When writing a review you can't praise, praise, praise because it's just impossible, you need to have a bit of criticism. But Genesis of the Daleks has always been a favourite of mine, and it is hard to pick out the flaws. But I've found a few (in the end).
We return on the cliffhanger we were left with at the end of part 5, a chilling threat where a Dalek is choking Baker-Doctor. His face shows it all, pain, exhaustion and in some places, pure terror. It is quite dramatic, but it then quickly evaporates as quite simply, Sarah and Harry remove the Dalek from his throat. The moment is rough, in every sense of the word.
We are then transported to the never-ending political discussions. I hate politics, and I expect you do too. And this, I think, is where Terry Nation decided to fill in the gaps and it sure is dull. The scenes begin to flick by and it gains the pace of the five previous episodes. The Doctor, Sarah and Harry start pocketing their belongings including the time ring, the eerie Nyder escapes from the science centre, and a battle-prepared rebel group are preparing for an explosion.
I soon become embarrassed as I now realise why Terry Nation was keeping us in suspension. Three mysterious Daleks are slowly making their way through the complex, closer and closer while their creator, Davros, stalls the discussions. The Doctor and his friends, in the meantime, are following Nyder, their Muto friend, Sevrin, is trying to find them and then Daleks crossing in all directions.
Come to think of it, it reminds of me of Scooby-Doo, where the artists decide to use the same image backwards moving backwards and forwards with the monster switching places in order to save time and money.
With this rather hilarious interval out of the way, we are greeted with another chilling scene, where after some detective work, the Doctor manages to find the recording tape, and irony completes the paradox as he uses a Dalek blaster to destroy the tape, but...oops...they weren't watching the door as Nyder escapes. Hmm...funny how there's no door handle. You would think there would be unless Davros finds himself locked in his own office sometimes? Another flaw in Terry Nation's writing plan perhaps?

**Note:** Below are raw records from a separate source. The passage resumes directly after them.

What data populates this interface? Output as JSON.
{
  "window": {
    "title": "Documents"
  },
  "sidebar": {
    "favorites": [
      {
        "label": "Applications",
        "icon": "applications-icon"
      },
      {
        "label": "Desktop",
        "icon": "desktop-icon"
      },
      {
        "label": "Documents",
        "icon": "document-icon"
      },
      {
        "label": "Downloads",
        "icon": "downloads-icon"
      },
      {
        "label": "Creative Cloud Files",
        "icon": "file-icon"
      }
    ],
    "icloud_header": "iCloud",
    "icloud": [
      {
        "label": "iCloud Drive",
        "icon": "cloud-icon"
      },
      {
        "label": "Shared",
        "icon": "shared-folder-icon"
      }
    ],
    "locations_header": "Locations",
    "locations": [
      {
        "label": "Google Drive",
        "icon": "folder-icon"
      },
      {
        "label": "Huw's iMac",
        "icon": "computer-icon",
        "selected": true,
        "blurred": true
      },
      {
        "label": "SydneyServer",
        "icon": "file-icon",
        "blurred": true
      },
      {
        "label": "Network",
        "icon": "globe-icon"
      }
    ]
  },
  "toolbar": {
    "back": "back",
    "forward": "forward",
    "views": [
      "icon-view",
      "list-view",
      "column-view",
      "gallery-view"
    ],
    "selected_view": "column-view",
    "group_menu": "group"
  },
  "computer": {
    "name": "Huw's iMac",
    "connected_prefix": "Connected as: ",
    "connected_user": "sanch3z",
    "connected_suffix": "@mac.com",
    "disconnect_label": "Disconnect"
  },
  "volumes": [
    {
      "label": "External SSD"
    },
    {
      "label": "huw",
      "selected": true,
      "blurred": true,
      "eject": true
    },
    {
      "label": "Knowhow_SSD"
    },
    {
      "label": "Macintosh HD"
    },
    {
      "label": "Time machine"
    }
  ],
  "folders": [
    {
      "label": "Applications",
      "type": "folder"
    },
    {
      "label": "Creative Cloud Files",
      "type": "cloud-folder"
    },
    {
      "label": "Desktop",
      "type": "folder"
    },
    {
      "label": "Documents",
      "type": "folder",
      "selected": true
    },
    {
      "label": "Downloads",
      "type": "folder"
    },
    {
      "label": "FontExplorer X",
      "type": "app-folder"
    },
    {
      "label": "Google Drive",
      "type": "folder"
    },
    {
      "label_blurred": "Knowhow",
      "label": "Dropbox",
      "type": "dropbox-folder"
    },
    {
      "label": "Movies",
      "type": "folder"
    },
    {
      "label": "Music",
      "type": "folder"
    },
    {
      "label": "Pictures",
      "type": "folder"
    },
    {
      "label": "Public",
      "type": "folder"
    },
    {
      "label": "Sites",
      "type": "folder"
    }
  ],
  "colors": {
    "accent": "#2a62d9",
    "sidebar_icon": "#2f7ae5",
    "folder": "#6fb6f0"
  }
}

Instead of pondering over a small mistake, I continue watching and find that the Daleks have arrived. And to my amazement they kill everyone. This just proves how malicious their intent really is; they are monstrous beings without pity. And it's all Davros' fault.
The Doctor and his friends are miraculously saved by Sevrin (he must have found a door handle) who then escorts them out of the complex, explaining that their leader is preparing to blow up the entrance.
There are flashy moments. More people are killed, the Doctor heads back to the incubation chamber, no doubt to stop the development of the Daleks, but instead allows one of their own kind prolong their redevelopment stage by a 1,000 years, but not enough, unfortunately.
With pure excitement, we witness Tom Baker, running down a long corridor towards closing doors, which are actually being pushed by soldiers who are pretending that they are made of metal when in fact, they are polystyrene. In a moment of triumph, the Doctor arrives just in time (Why wouldn't he?).
Then...a big moment. I have always enjoyed this bit, because it really does hit you as being powerful. Probably the most poignant writing in Doctor Who history, Davros suffers at the fate of his own creations: the Daleks!
And then there's a bit of goodbyes...ladidadida...
Even through odd bits, it can be a very strong episode, and I hope you've understood that.
75/100 (75-80) Very Good